The answer is, of course, a matter of opinion. There is no objective way to say what the right policy is. My own view is that the answer depends on the sort of job that the employee is doing. All employees should be permitted some time for really important tasks. Employees whose jobs require more thought and more creativity should be allowed more leeway.
For the most part, employees should not use work computers for personal business. However, employers ought to give them some flexibility. If a worker has truly important things that need doing, the employer should allow it. This is because allowing employees to do this will improve their morale and their feeling that the employer is a good employer to work for.
Some employees should be given the right to use the computers for personal reasons in cases that are not terribly important. These are employees who have to do the most creative work. Workers of that sort should not be held to strict rules because you cannot compel people to be creative.

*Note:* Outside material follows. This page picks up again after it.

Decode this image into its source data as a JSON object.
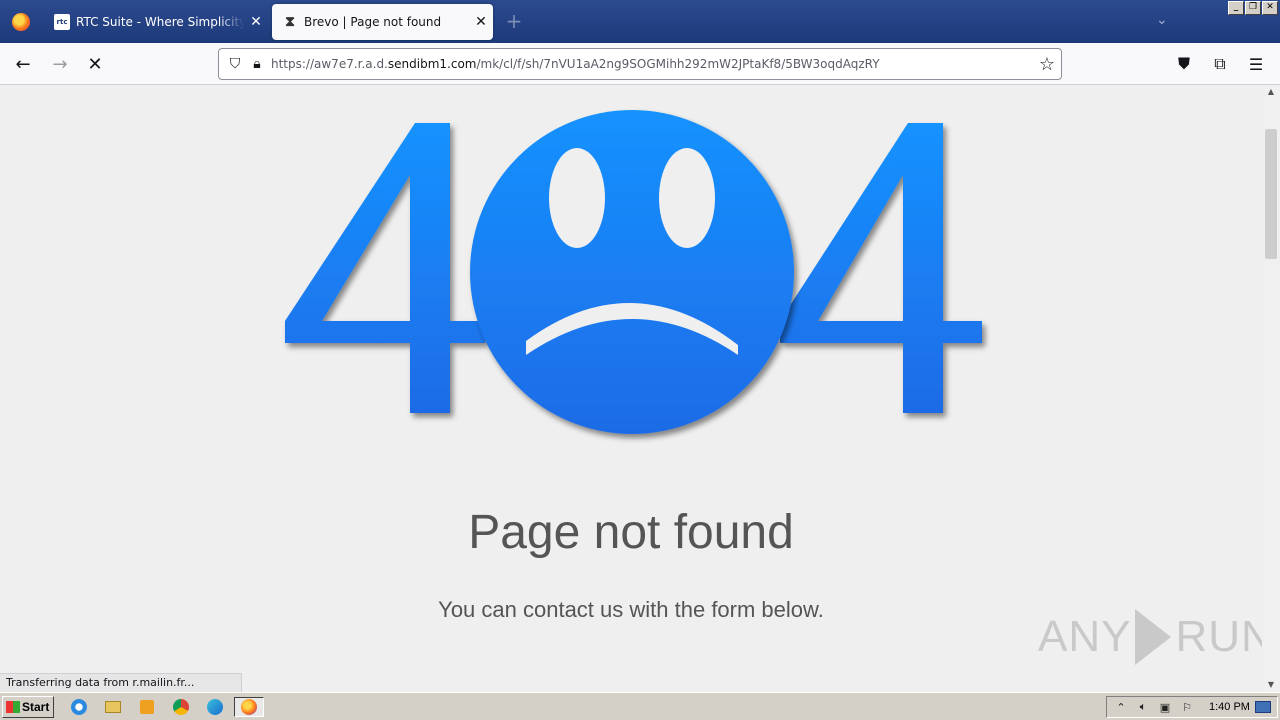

Creative inspiration and general good ideas can come to people even when they are not actively doing what the employer might see as “work.”
For these reasons, it is a good idea for employers to give all employees some ability to use work computers for personal reasons and for them to give more leeway to workers whose jobs are inherently creative.